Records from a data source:
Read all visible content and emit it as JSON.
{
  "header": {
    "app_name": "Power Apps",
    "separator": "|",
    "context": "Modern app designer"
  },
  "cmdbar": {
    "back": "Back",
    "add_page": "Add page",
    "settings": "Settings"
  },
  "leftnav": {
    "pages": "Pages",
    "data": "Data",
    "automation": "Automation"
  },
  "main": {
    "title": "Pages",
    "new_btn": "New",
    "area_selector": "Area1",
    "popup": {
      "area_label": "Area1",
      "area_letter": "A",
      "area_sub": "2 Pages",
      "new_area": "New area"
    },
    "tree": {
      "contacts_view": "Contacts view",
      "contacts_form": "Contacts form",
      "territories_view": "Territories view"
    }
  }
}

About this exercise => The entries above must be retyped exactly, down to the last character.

Solution below =>
Read all visible content and emit it as JSON.
{
  "header": {
    "app_name": "Power Apps",
    "separator": "|",
    "context": "Modern app designer"
  },
  "cmdbar": {
    "back": "Back",
    "add_page": "Add page",
    "settings": "Settings"
  },
  "leftnav": {
    "pages": "Pages",
    "data": "Data",
    "automation": "Automation"
  },
  "main": {
    "title": "Pages",
    "new_btn": "New",
    "area_selector": "Area1",
    "popup": {
      "area_label": "Area1",
      "area_letter": "A",
      "area_sub": "2 Pages",
      "new_area": "New area"
    },
    "tree": {
      "contacts_view": "Contacts view",
      "contacts_form": "Contacts form",
      "territories_view": "Territories view"
    }
  }
}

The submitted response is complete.